Task prompt: Filter the lines below, copying only those with the string "this".

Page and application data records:
*** Block opens ***
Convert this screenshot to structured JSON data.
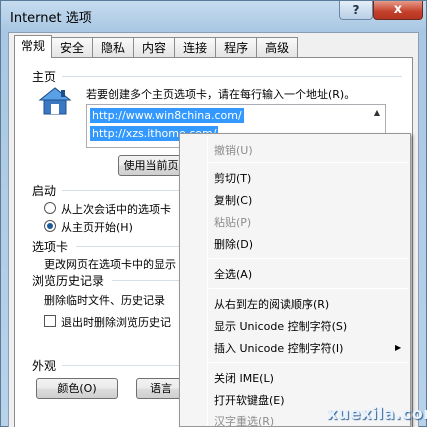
{
  "window": {
    "title": "Internet 选项",
    "help": "?",
    "close": "x"
  },
  "tabs": [
    "常规",
    "安全",
    "隐私",
    "内容",
    "连接",
    "程序",
    "高级"
  ],
  "home": {
    "group": "主页",
    "instruction": "若要创建多个主页选项卡，请在每行输入一个地址(R)。",
    "urls": [
      "http://www.win8china.com/",
      "http://xzs.ithome.com/"
    ],
    "use_current": "使用当前页"
  },
  "startup": {
    "group": "启动",
    "option1": "从上次会话中的选项卡",
    "option2": "从主页开始(H)"
  },
  "tabsgroup": {
    "group": "选项卡",
    "text": "更改网页在选项卡中的显示"
  },
  "history": {
    "group": "浏览历史记录",
    "text": "删除临时文件、历史记录",
    "checkbox": "退出时删除浏览历史记"
  },
  "appearance": {
    "group": "外观",
    "colors": "颜色(O)",
    "languages": "语言"
  },
  "context_menu": {
    "undo": "撤销(U)",
    "cut": "剪切(T)",
    "copy": "复制(C)",
    "paste": "粘贴(P)",
    "delete": "删除(D)",
    "select_all": "全选(A)",
    "rtl": "从右到左的阅读顺序(R)",
    "show_unicode": "显示 Unicode 控制字符(S)",
    "insert_unicode": "插入 Unicode 控制字符(I)",
    "close_ime": "关闭 IME(L)",
    "soft_keyboard": "打开软键盘(E)",
    "reconversion": "汉字重选(R)"
  },
  "watermark": "xuexila.com"
}
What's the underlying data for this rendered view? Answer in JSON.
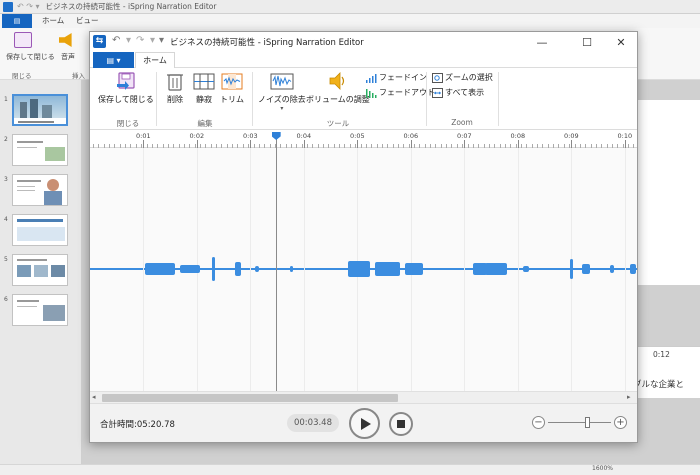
{
  "background_app": {
    "title": "ビジネスの持続可能性 - iSpring Narration Editor",
    "file_tab": "▤",
    "tabs": [
      "ホーム",
      "ビュー"
    ],
    "ribbon": {
      "save_close": "保存して閉じる",
      "audio": "音声",
      "close_group": "閉じる",
      "insert_group": "挿入"
    },
    "slide_numbers": [
      "1",
      "2",
      "3",
      "4",
      "5",
      "6"
    ],
    "timeline_time": "0:12",
    "timeline_text": "ブルな企業と",
    "zoom_level": "1600%"
  },
  "dialog": {
    "title": "ビジネスの持続可能性 - iSpring Narration Editor",
    "file_button": "▤",
    "tabs": [
      "ホーム"
    ],
    "window_buttons": {
      "minimize": "—",
      "maximize": "☐",
      "close": "✕"
    },
    "ribbon": {
      "save_close": "保存して閉じる",
      "delete": "削除",
      "silence": "静寂",
      "trim": "トリム",
      "noise": "ノイズの除去",
      "volume": "ボリュームの調整",
      "fade_in": "フェードイン",
      "fade_out": "フェードアウト",
      "zoom_select": "ズームの選択",
      "show_all": "すべて表示",
      "groups": {
        "close": "閉じる",
        "edit": "編集",
        "tools": "ツール",
        "zoom": "Zoom"
      }
    },
    "ruler_labels": [
      "0:01",
      "0:02",
      "0:03",
      "0:04",
      "0:05",
      "0:06",
      "0:07",
      "0:08",
      "0:09",
      "0:10"
    ],
    "total_time_label": "合計時間:",
    "total_time_value": "05:20.78",
    "current_time": "00:03.48",
    "playhead_position_seconds": 3.48,
    "zoom_slider_fraction": 0.62,
    "colors": {
      "accent": "#1565c0",
      "waveform": "#3b8de0"
    }
  }
}
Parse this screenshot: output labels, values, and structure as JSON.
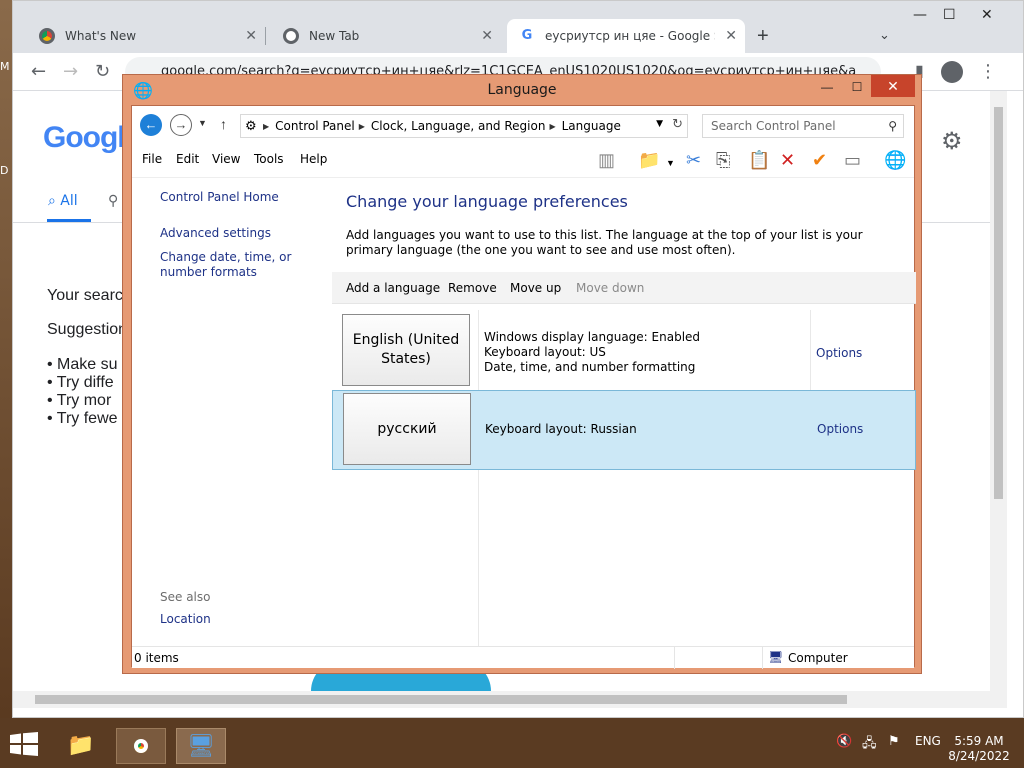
{
  "browser": {
    "tabs": [
      {
        "title": "What's New",
        "icon": "chrome-icon"
      },
      {
        "title": "New Tab",
        "icon": "chrome-icon"
      },
      {
        "title": "еусриутср ин цяе - Google Sear",
        "icon": "google-icon"
      }
    ],
    "url": "google.com/search?q=еусриутср+ин+цяе&rlz=1C1GCEA_enUS1020US1020&oq=еусриутср+ин+цяе&a",
    "new_tab_label": "+"
  },
  "google": {
    "logo": "Googl",
    "tab_all": "All",
    "your_search": "Your searc",
    "suggestions": "Suggestion",
    "bullets": [
      "Make su",
      "Try diffe",
      "Try mor",
      "Try fewe"
    ]
  },
  "desktop": {
    "left_chars": [
      "M",
      "D"
    ]
  },
  "window": {
    "title": "Language",
    "breadcrumbs": [
      "Control Panel",
      "Clock, Language, and Region",
      "Language"
    ],
    "search_placeholder": "Search Control Panel",
    "menu": [
      "File",
      "Edit",
      "View",
      "Tools",
      "Help"
    ],
    "sidebar": {
      "home": "Control Panel Home",
      "advanced": "Advanced settings",
      "datetime": "Change date, time, or number formats",
      "see_also": "See also",
      "location": "Location"
    },
    "main": {
      "title": "Change your language preferences",
      "description": "Add languages you want to use to this list. The language at the top of your list is your primary language (the one you want to see and use most often).",
      "commands": {
        "add": "Add a language",
        "remove": "Remove",
        "move_up": "Move up",
        "move_down": "Move down"
      }
    },
    "languages": [
      {
        "name": "English (United States)",
        "lines": [
          "Windows display language: Enabled",
          "Keyboard layout: US",
          "Date, time, and number formatting"
        ],
        "options": "Options",
        "selected": false
      },
      {
        "name": "русский",
        "lines": [
          "Keyboard layout: Russian"
        ],
        "options": "Options",
        "selected": true
      }
    ],
    "status": {
      "items": "0 items",
      "location": "Computer"
    }
  },
  "taskbar": {
    "language": "ENG",
    "time": "5:59 AM",
    "date": "8/24/2022"
  },
  "colors": {
    "accent": "#1e80d8",
    "window_frame": "#e69a74",
    "close_red": "#c7442b",
    "link": "#1e3287",
    "selection": "#cce8f6"
  }
}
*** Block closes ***
Answer for the task:
Convert this screenshot to structured JSON data.
What's the underlying data for this rendered view? Answer in JSON.
Parse this screenshot: output labels, values, and structure as JSON.
      "description": "Add languages you want to use to this list. The language at the top of your list is your primary language (the one you want to see and use most often).",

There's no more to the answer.